Lesson study provides opportunities for teachers to collaboratively design, implement, and analyze instruction. Research illustrates its efficacy as a site for teacher learning. The setting for this article is a lesson study project involving preservice teachers, inservice teachers, and university faculty members. We supported collaborative reflection on practice among these individuals by using asynchronous and synchronous online tools and meeting protocols. Asynchronous online lesson-video review and tagging helped participants prepare to debrief about lessons they had implemented. Midway through one of our lesson study cycles, the COVID-19 pandemic occurred, eliminating opportunities to meet face-to-face for lesson debriefing sessions. In response, we developed and field-tested two protocols for online synchronous lesson study debriefing meetings. The protocols prompted conversations related to pedagogy, content, and content-specific pedagogy. After the debriefing sessions, lesson study group members reported improvements in their knowledge growth, self-efficacy, and expectations for student learning. We describe our use of online virtual tools and protocols to contribute to the literature on ways to support collaborative reflection on practice.

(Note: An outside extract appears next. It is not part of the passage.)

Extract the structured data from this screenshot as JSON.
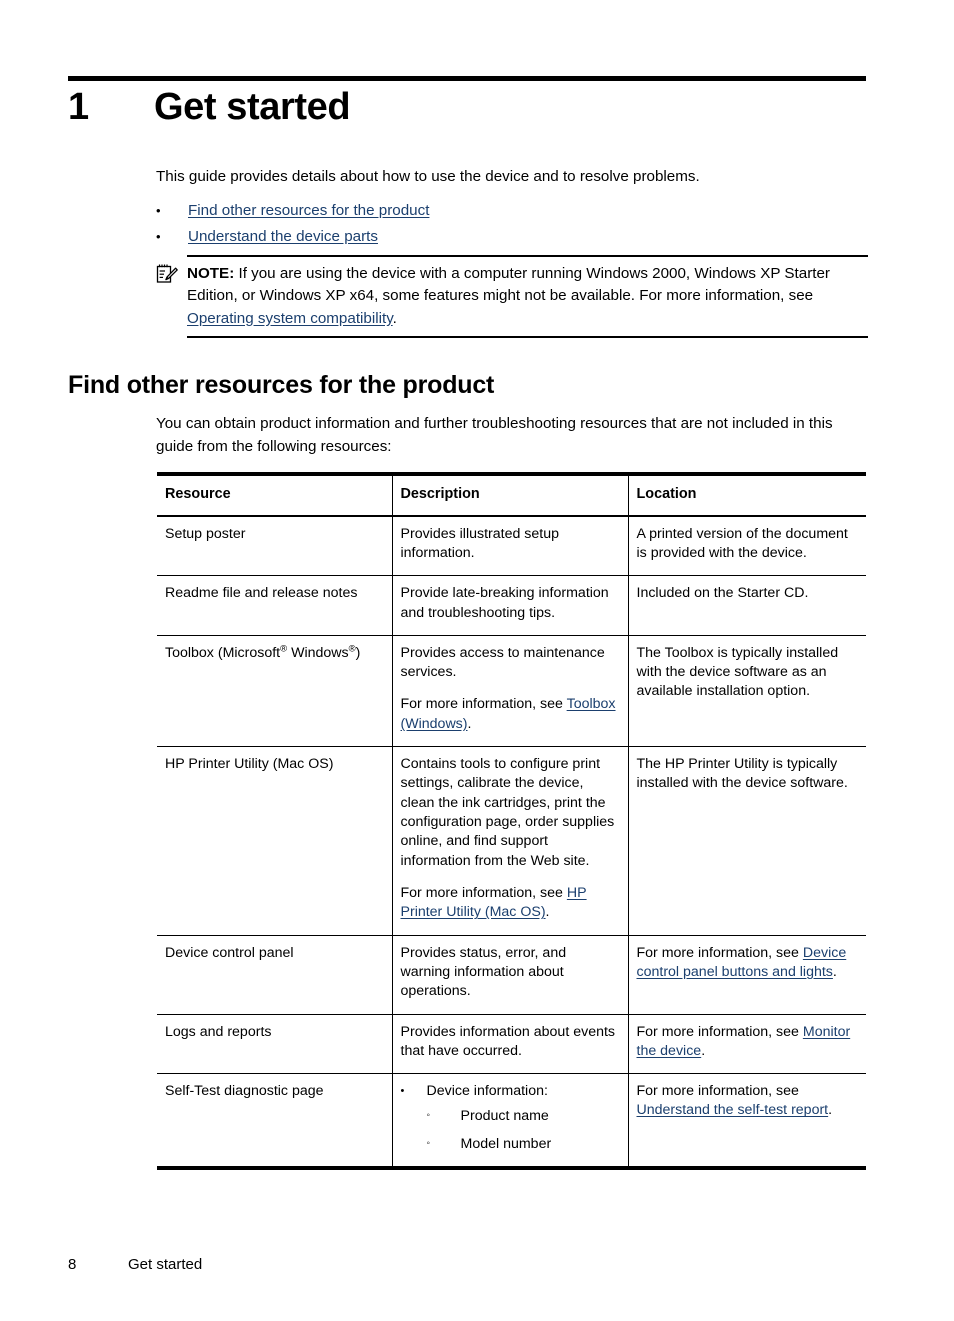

This article explores the use of food as a focal topic in an environmentally focused curriculum course for elementary teacher candidates (ETCs) to help them personally connect to the content. Environmental topics are interdisciplinary; therefore, as we prepare ETCs to teach them, consideration of the social dimensions of science is imperative. This article discusses how the design and implementation of a unit on food allowed for exploration of elementary science and social studies environmental content with the goal of developing ETCs’ environmental identities. A focus unit on food as a daily practice that connects ETCs to the environment is described to highlight the personal salience of environmental issues and how ETCs impact and are dependent on the environment. Concept maps of daily activities that connect them to the environment were used as initial and final assessments for the course, along with an oral reflection with the instructor on their final maps. Examples of initial maps, final maps, and comments from students’ oral reflections show that ETCs deepened their understanding of how salient environmental issues were to their daily life activities, such as eating. Implications of the implementation on how to increase ETCs’ explicit connections with their identity positions relative to their experiences of and responses to environmental issues and proposed solutions are discussed.
We report on the development and implementation of a conference designed to highlight the Next Generation Science Standards (NGSS Lead States, 2013) using lesson study as an effective professional-development practice for inservice teachers. The purpose of this article is to highlight details from the development and implementation that can be used by others wishing to replicate the conference. First, we give an overview of the practice of lesson study and explain how it was used by one of four lesson study teams that taught their research lesson publicly at the conference in front of 80 observers. Then, we describe a sample research proposal and share specific information about the processes used to coach the lesson study teams and plan the conference, and we share conference agendas and diagrams of lesson implementations to support readers’ visualization of the implementation. Finally, we conclude with three planning components that were vital to our ability to execute the conference and link the design to existing lesson study literature.
Traditional science teaching has tended to focus on compartmentalized academic content that is removed from the practice of everyday life. Confronting this has been a perennial challenge in science teacher education, and the impact on the stifling of students’ creativity, critical thinking, and engagement has been well documented in the literature. Progressive science teaching, however, emphasizes situating instruction in sociocultural contexts that engage children in the activity of learning by tapping into their natural instincts of wonder, curiosity, questioning, and actively seeking meaning about the world around them. This article describes week-long, immersive, inquiry-based events that university educators facilitate at local schools. The purpose of the events is to model how to engage students in inquiry-based experiences and stimulate their natural curiosity and, at the same time, facilitate professional development for teachers. These educative experiences are positioned in the notion of interdisciplinary, inquiry-based learning that drew from science, the creative arts, social sciences, language arts, and mathematics. During this week-long event, we build a community of engagement aimed at fostering heightened levels of academic commitment, developing natural inquiry skills, and cultivating authentic scientific habits of mind through inquiry that would captivate both students and teachers across multiple grade levels.